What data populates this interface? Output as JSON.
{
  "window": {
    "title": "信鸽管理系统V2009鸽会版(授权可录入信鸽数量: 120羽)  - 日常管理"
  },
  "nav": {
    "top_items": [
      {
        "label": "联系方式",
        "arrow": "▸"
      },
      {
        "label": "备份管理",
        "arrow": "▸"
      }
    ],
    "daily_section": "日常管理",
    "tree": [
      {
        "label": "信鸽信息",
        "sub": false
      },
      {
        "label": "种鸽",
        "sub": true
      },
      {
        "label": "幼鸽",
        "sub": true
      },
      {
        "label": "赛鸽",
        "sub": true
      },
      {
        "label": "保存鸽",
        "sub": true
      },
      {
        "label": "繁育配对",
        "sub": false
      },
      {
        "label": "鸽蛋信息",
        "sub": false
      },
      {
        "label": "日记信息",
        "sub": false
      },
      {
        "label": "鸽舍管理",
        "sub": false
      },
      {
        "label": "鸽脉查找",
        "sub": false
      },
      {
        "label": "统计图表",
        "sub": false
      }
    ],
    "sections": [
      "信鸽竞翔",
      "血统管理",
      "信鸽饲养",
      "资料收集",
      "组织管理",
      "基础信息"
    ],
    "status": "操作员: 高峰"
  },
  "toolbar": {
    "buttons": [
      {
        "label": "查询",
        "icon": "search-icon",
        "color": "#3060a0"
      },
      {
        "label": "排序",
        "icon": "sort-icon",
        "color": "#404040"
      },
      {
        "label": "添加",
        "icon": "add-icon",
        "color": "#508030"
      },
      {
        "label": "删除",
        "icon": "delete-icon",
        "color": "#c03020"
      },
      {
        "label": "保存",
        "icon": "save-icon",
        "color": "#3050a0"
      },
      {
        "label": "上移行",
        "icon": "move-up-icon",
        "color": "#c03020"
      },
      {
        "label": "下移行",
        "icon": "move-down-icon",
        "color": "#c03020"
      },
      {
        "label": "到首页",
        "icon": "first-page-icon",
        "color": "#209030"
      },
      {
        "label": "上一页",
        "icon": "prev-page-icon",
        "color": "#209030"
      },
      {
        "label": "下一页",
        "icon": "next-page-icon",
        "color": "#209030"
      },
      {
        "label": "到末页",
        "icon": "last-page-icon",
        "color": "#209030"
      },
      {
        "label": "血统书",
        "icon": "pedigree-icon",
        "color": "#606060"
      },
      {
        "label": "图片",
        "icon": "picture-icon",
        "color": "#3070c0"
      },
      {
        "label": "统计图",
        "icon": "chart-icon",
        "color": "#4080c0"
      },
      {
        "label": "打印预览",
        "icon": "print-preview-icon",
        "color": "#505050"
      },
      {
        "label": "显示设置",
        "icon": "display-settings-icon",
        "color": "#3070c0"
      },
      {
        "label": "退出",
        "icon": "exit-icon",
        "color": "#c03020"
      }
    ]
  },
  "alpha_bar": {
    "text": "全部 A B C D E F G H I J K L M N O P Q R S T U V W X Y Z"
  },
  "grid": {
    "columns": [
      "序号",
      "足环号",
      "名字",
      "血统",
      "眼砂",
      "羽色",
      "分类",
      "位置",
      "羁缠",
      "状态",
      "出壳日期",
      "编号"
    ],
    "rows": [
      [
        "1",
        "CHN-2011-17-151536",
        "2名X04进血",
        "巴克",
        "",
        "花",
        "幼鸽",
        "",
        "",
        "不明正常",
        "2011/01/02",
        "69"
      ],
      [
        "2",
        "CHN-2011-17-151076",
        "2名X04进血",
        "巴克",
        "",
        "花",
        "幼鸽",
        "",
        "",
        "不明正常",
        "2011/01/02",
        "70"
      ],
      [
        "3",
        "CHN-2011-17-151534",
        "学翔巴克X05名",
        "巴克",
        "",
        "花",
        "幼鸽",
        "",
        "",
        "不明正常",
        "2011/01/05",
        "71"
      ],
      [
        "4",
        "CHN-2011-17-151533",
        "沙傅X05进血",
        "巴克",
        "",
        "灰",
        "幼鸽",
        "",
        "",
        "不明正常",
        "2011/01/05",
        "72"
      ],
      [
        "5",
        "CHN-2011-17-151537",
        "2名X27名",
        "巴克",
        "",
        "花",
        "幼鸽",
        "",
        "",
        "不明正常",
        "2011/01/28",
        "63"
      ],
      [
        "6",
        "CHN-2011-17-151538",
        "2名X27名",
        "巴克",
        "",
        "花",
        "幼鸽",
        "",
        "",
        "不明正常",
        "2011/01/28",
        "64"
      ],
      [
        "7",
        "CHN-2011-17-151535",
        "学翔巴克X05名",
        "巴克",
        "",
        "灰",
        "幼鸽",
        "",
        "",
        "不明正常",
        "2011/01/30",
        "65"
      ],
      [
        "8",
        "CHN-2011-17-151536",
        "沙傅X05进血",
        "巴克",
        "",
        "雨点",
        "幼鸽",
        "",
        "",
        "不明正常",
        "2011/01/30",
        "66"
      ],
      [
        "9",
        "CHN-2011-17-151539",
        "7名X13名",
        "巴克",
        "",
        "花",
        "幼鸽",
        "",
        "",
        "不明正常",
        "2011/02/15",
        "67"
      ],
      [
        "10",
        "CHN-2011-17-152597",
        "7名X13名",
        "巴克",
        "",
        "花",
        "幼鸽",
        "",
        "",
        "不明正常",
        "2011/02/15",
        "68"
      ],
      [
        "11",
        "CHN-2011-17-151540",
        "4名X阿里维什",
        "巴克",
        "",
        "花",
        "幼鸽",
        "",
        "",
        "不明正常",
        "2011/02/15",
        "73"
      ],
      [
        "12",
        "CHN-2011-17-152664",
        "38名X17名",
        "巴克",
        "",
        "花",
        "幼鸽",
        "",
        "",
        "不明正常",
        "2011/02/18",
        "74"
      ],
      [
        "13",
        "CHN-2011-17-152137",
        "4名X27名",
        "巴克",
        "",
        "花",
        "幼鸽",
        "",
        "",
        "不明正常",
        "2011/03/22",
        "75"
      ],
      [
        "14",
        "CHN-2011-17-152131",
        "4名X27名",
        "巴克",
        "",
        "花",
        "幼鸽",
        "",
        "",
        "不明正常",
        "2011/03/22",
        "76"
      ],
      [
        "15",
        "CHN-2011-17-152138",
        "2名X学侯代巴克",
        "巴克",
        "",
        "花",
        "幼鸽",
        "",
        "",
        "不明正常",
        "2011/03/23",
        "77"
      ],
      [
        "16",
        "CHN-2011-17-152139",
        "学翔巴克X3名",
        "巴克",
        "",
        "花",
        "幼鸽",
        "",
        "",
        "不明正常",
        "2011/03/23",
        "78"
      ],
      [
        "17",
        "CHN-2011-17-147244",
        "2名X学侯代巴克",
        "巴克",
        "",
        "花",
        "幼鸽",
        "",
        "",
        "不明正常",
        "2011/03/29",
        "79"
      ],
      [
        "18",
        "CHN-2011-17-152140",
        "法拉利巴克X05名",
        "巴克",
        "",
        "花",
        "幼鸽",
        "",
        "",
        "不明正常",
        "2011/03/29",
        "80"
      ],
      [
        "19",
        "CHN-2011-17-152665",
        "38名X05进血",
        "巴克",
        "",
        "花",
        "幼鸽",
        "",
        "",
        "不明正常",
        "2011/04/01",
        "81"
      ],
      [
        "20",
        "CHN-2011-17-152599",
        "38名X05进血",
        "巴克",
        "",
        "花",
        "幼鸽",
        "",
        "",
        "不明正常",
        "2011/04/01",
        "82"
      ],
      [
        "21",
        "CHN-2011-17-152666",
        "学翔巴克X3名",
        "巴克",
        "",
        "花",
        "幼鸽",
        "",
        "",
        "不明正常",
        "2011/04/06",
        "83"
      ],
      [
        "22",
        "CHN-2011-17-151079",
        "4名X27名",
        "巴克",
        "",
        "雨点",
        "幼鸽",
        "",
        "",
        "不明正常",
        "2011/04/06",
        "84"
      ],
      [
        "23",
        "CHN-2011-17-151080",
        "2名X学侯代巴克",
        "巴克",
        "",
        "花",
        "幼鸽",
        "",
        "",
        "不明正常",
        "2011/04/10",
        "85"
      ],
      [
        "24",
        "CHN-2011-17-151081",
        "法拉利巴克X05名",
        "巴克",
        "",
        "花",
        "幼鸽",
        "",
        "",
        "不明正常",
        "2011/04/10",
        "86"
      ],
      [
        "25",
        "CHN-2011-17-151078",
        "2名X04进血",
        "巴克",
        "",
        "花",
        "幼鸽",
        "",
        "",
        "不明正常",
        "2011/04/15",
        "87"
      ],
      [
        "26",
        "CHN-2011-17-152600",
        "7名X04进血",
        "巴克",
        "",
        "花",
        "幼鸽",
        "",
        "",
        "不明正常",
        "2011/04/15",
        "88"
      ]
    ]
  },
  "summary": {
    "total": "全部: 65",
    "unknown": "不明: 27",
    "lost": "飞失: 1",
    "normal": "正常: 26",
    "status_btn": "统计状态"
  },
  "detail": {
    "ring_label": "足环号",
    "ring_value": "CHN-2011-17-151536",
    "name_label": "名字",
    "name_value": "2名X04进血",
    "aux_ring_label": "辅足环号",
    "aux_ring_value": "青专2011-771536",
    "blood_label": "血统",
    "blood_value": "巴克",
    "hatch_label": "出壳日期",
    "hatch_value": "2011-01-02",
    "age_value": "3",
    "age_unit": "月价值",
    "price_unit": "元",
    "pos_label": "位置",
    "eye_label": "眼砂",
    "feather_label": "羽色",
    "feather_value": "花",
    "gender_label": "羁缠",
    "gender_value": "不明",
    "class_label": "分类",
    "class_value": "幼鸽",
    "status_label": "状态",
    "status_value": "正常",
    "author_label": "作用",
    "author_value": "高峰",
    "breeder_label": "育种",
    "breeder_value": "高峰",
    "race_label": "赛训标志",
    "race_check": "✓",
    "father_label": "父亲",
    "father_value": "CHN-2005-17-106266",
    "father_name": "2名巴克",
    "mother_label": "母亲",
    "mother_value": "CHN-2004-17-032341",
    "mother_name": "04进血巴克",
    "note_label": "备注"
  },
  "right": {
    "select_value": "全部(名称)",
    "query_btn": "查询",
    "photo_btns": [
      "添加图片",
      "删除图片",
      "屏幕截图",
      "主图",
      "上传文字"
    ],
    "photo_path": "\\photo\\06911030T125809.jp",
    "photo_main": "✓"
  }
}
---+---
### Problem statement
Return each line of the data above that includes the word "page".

### Task result
        "icon": "first-page-icon",
        "icon": "prev-page-icon",
        "icon": "next-page-icon",
        "icon": "last-page-icon",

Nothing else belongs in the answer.